Nice story - shame he loses the plot halfway. For a while it's what Robinson fans have come to expect. Lots of slick writing with cardboard characters (and why not -- characters can afford to be two-dimensional when the action's coming thick and fast).
However, while Robinson starts very well indeed in this his third novel of Big Men Doing Stirring Stuff On The Briny -- he loses it by the end. The only good point is the return of the wonderfully heroic anti-hero Commander Adnam - in my view the only really likeable character in the book. All right he may be a terrorist, he may have blown up lots of hapless air travellers -- but - nobody's perfect! You can't help but like him.
The US characters in the book are strangely unsatisfying, because in this book they have to be particularly slow for Adnam to do what he does. Especially the laughable US admiral -- no I'm sorry, to get to the top of any country's national intelligence agency you need more grey cells than this guy can muster.
Of course I'm over-reacting in one sense. Because you wouldn't read this book for it's subtle delineation of men and women under fire, or how relationships shift and warp under pressure. No you read it for Action - with a capital A.
Trouble is when Robinson stops and has his loveable villain start thinking about the distress and anguish he's caused -- it stops the novel. Dead. I won't give away the final ending, except to say it was anti-climatic and came far too late.

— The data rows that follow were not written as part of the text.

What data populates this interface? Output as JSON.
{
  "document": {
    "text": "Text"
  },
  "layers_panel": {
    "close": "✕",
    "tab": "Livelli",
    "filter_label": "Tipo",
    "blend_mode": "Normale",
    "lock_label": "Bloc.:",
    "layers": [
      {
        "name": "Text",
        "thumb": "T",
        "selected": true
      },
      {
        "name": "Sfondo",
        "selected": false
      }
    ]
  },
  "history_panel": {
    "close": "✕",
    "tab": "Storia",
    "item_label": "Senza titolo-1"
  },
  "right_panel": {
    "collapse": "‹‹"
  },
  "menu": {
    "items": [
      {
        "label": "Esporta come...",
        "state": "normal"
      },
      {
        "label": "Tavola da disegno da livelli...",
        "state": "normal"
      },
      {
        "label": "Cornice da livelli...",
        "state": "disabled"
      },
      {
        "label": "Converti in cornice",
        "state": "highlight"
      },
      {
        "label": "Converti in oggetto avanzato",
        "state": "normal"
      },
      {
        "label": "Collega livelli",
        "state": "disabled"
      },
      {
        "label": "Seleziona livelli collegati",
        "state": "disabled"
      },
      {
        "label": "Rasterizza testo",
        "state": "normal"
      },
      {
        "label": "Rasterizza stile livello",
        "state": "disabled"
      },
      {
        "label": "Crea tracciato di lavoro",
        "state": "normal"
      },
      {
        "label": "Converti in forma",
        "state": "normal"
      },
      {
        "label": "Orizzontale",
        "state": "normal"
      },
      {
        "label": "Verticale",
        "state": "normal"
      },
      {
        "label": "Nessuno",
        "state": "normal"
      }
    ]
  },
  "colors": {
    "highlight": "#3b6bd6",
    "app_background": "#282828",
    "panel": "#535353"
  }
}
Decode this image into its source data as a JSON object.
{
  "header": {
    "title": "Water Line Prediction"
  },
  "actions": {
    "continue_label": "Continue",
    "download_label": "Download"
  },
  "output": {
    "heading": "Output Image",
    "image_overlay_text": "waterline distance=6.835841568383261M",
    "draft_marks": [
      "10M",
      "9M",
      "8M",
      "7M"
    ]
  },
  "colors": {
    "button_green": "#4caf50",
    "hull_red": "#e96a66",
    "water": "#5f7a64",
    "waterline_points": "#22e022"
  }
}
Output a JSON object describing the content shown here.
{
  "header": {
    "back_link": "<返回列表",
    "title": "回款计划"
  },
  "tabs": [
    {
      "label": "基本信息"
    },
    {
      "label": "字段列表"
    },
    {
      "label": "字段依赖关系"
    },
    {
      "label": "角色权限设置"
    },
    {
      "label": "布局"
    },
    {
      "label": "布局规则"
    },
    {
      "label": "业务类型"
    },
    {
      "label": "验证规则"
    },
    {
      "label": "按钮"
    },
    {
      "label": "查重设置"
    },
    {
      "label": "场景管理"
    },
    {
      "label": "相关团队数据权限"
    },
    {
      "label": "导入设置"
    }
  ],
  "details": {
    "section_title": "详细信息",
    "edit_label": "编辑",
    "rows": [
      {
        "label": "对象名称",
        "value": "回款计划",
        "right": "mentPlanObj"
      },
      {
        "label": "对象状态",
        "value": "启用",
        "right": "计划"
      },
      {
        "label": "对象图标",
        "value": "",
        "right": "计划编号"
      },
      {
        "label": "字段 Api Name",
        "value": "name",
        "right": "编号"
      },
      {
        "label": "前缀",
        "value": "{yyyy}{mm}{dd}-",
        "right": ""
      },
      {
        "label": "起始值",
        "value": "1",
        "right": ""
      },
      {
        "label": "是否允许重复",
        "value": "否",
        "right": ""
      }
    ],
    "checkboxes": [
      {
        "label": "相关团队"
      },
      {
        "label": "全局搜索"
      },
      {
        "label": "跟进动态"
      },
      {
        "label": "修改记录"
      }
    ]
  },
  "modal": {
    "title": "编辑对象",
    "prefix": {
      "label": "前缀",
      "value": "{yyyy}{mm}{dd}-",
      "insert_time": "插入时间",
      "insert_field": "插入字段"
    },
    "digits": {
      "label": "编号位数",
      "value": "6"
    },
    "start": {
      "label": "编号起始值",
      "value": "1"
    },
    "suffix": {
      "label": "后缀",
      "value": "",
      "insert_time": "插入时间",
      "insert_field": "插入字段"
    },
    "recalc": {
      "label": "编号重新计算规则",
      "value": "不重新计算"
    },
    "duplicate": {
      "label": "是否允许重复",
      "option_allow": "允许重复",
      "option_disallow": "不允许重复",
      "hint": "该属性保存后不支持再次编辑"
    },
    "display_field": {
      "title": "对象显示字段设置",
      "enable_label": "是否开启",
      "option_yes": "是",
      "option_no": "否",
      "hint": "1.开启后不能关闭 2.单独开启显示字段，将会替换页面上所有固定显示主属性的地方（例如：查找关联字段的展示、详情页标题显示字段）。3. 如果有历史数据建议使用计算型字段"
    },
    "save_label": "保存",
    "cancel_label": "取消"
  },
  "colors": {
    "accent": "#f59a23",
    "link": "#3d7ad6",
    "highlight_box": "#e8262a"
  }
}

Anti-heroes, like heroes, deserve to go out with a bang, not a whimper. My vote is that when next Mr Robinson writes about submarines -- as I hope he does -- he sticks to slam-bang action.